[App and web page records]
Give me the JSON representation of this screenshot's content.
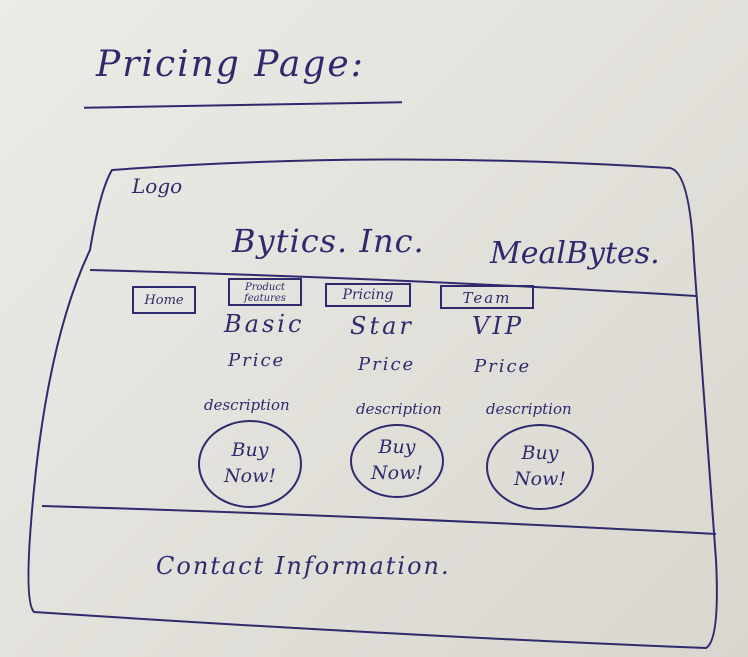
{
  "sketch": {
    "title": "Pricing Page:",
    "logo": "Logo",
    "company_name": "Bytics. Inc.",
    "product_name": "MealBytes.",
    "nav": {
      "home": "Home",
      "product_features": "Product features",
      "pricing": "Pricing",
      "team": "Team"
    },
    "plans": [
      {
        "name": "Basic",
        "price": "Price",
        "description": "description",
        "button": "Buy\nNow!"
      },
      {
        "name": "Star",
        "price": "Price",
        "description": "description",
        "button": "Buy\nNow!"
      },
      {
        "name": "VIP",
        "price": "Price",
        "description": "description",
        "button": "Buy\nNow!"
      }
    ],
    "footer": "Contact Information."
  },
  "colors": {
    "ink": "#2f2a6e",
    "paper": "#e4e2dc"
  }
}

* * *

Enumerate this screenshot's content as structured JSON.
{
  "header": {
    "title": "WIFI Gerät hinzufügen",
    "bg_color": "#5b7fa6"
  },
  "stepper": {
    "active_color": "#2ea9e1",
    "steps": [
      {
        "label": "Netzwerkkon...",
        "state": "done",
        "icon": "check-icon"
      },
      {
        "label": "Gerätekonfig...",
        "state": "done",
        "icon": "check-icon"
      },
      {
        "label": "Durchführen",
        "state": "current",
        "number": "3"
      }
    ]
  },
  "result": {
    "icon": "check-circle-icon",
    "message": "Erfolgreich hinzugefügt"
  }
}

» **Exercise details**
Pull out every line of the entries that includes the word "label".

» **Task solution**
        "label": "Netzwerkkon...",
        "label": "Gerätekonfig...",
        "label": "Durchführen",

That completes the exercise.